1
Time: Fri Nov 28 13:34:25 2014 / Used Cache: False

So you can see we made the initial request to the Github API at 13:34:25, and since False was outputted to the screen, caching was not used. Try the search again.

1
Time: Fri Nov 28 13:35:28 2014 / Used Cache: True

Now you can see that caching is used. Try it a few more times.

1
2
3
Time: Fri Nov 28 13:36:10 2014 / Used Cache: True
Time: Fri Nov 28 13:37:59 2014 / Used Cache: False
Time: Fri Nov 28 13:39:09 2014 / Used Cache: True

So you can see that the cache expired, and we made a new API call at 13:37:59. After that, caching was used. Simple, right?

What happens when you change the parameters in your request? Try it. Enter a new location and programming language. What happened here? Well, since the parameters changed, Requests-cache treated it as a different request and did not use the cache.

Balance – flush vs. performance

Again, in the above example, we expire the cache (commonly known as flushing) after 180 seconds in order to deliver the most up-to-date data to the end user. Think about that for a minute. Is it really necessary to flush it that regularly? Probably not. In this application, we could get away with changing this to five or ten minutes since it’s not a huge issue if we miss a few new users added to the API every now and then. That said, you really want to pay close attention to flushing when the data is time-sensitive and paramount to your application’s core functionality.

For example, if you were pulling data from an API that is updated several times a minute (like a seismic activity API) and your end user must have the most updated data, then you would want to expire it every 30 or 60 seconds or so.

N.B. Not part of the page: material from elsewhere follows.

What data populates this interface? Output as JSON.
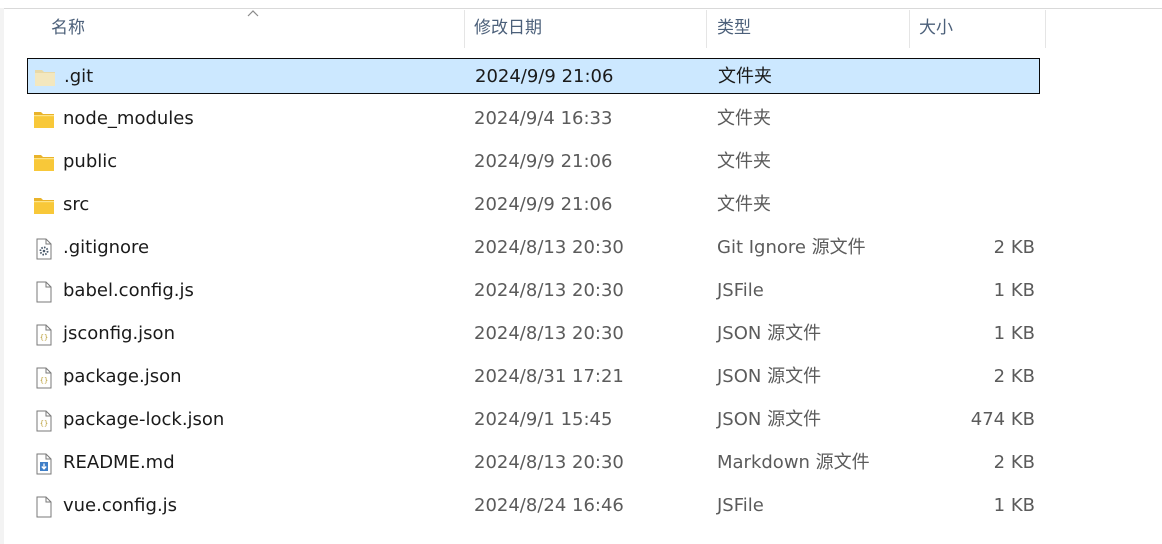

It’s also important to balance the flushing frequency vs. the amount of time the call takes. If your API call is fairly expensive – perhaps it takes one to five seconds – then you want to increase the amount of time between flushing to improve performance.

Conclusion

Caching is a powerful tool. In this case we improved our application’s performance by limiting the number of external HTTP requests. We cut out the latency from the actual HTTP request itself. In many cases, you are not just making a request. You have to process the request as well, which could involve hitting a database, performing some sort of filtering, etc. Thus, caching can cut the latency from the processing of the request as well.

Cheers!


Want the code? Grab it here.

Comments